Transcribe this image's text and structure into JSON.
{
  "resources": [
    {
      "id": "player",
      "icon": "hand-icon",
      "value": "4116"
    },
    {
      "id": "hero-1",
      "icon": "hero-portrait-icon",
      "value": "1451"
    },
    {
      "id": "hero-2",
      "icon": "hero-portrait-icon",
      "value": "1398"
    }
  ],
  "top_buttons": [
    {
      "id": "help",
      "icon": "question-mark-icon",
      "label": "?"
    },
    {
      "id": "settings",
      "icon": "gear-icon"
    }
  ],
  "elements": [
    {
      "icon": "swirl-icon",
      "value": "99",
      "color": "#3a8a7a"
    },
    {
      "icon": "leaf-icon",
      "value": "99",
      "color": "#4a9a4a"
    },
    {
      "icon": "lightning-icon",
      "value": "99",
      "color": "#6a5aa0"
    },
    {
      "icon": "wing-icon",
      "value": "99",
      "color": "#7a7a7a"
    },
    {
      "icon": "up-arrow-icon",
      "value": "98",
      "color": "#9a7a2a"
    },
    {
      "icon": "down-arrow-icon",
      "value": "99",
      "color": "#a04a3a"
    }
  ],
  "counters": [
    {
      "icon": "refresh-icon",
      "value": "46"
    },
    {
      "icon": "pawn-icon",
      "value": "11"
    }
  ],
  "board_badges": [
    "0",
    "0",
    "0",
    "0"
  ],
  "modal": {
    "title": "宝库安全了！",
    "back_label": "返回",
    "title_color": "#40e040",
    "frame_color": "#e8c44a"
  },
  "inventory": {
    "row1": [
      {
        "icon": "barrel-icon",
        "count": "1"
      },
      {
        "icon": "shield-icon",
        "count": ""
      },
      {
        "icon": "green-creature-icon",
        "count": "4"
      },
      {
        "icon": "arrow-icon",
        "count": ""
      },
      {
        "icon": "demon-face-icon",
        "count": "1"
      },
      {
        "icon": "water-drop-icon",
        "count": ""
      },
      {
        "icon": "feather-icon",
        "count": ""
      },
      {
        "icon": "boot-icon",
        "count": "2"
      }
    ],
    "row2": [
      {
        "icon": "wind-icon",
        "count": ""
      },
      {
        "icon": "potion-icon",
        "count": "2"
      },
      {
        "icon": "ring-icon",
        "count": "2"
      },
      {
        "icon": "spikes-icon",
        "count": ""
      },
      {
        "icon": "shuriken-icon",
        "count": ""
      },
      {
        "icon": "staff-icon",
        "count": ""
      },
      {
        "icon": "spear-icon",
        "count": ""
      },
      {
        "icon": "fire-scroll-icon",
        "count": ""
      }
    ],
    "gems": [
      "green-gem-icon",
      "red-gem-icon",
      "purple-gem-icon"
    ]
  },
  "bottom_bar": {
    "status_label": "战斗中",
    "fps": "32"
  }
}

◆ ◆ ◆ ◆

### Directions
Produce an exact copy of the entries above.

### Solved exercise
Transcribe this image's text and structure into JSON.
{
  "resources": [
    {
      "id": "player",
      "icon": "hand-icon",
      "value": "4116"
    },
    {
      "id": "hero-1",
      "icon": "hero-portrait-icon",
      "value": "1451"
    },
    {
      "id": "hero-2",
      "icon": "hero-portrait-icon",
      "value": "1398"
    }
  ],
  "top_buttons": [
    {
      "id": "help",
      "icon": "question-mark-icon",
      "label": "?"
    },
    {
      "id": "settings",
      "icon": "gear-icon"
    }
  ],
  "elements": [
    {
      "icon": "swirl-icon",
      "value": "99",
      "color": "#3a8a7a"
    },
    {
      "icon": "leaf-icon",
      "value": "99",
      "color": "#4a9a4a"
    },
    {
      "icon": "lightning-icon",
      "value": "99",
      "color": "#6a5aa0"
    },
    {
      "icon": "wing-icon",
      "value": "99",
      "color": "#7a7a7a"
    },
    {
      "icon": "up-arrow-icon",
      "value": "98",
      "color": "#9a7a2a"
    },
    {
      "icon": "down-arrow-icon",
      "value": "99",
      "color": "#a04a3a"
    }
  ],
  "counters": [
    {
      "icon": "refresh-icon",
      "value": "46"
    },
    {
      "icon": "pawn-icon",
      "value": "11"
    }
  ],
  "board_badges": [
    "0",
    "0",
    "0",
    "0"
  ],
  "modal": {
    "title": "宝库安全了！",
    "back_label": "返回",
    "title_color": "#40e040",
    "frame_color": "#e8c44a"
  },
  "inventory": {
    "row1": [
      {
        "icon": "barrel-icon",
        "count": "1"
      },
      {
        "icon": "shield-icon",
        "count": ""
      },
      {
        "icon": "green-creature-icon",
        "count": "4"
      },
      {
        "icon": "arrow-icon",
        "count": ""
      },
      {
        "icon": "demon-face-icon",
        "count": "1"
      },
      {
        "icon": "water-drop-icon",
        "count": ""
      },
      {
        "icon": "feather-icon",
        "count": ""
      },
      {
        "icon": "boot-icon",
        "count": "2"
      }
    ],
    "row2": [
      {
        "icon": "wind-icon",
        "count": ""
      },
      {
        "icon": "potion-icon",
        "count": "2"
      },
      {
        "icon": "ring-icon",
        "count": "2"
      },
      {
        "icon": "spikes-icon",
        "count": ""
      },
      {
        "icon": "shuriken-icon",
        "count": ""
      },
      {
        "icon": "staff-icon",
        "count": ""
      },
      {
        "icon": "spear-icon",
        "count": ""
      },
      {
        "icon": "fire-scroll-icon",
        "count": ""
      }
    ],
    "gems": [
      "green-gem-icon",
      "red-gem-icon",
      "purple-gem-icon"
    ]
  },
  "bottom_bar": {
    "status_label": "战斗中",
    "fps": "32"
  }
}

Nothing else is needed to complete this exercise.